The day forms part of National Astronomy Week(NAW), which begins on 4th November to Sunday 22nd November. The main purpose of the week is to celebrate the close approach of Mars, and to give members of the public the chance to see the red planet in closeup through a telescope.
About International Year of Astronomy
The International Astronomical Union(IAU) launched 2009 as the International Year of Astronomy(IYA) under the theme “The Universe, Yours to Discover”. United Nations Educational, Scientific and Cultural Organization(UNESCO) endorsed the IYA and the United Nations General Assembly proclaimed the year 2009 as the day on 20 December 2007.

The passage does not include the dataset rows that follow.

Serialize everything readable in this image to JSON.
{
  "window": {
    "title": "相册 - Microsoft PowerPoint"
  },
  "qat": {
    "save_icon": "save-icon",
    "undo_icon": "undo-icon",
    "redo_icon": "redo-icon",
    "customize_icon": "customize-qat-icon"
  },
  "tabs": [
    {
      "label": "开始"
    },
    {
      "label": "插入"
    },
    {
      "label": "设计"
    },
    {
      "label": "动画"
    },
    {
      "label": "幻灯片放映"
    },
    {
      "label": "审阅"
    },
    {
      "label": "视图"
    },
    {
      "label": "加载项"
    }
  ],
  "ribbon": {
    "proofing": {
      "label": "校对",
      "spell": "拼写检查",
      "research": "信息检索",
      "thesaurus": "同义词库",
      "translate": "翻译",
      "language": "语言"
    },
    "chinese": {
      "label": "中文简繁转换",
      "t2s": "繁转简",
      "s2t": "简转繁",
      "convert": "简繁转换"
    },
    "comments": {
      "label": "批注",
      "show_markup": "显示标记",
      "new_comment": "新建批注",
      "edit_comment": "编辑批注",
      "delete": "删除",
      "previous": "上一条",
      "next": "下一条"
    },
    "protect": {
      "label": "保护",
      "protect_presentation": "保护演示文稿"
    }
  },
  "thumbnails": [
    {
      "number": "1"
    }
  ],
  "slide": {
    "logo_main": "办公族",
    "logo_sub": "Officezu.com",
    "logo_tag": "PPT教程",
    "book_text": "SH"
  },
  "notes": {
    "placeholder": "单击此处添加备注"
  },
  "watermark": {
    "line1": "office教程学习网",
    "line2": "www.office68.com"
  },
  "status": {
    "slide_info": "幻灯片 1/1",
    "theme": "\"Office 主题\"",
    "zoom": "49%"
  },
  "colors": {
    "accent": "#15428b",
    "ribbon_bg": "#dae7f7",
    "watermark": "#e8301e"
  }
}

The IYA 2009 celebrates the 400th anniversary of Galileo’s introduction of the telescope to astronomy and the publication of Johannes Kepler’s Astronomia nova in the 17th Century, to gear up this anniversary nearly 100 countries have already established “national nodes” to coordinate planning among amateurs, professionals, educators, planetarians, and others interested in promoting astronomy. The UN’s declaration is a 5 year effort by the government of Italy, the International Astronomical Union(IAU), and the United Nations Educational, Scientific and Cultural Organization(UNESCO).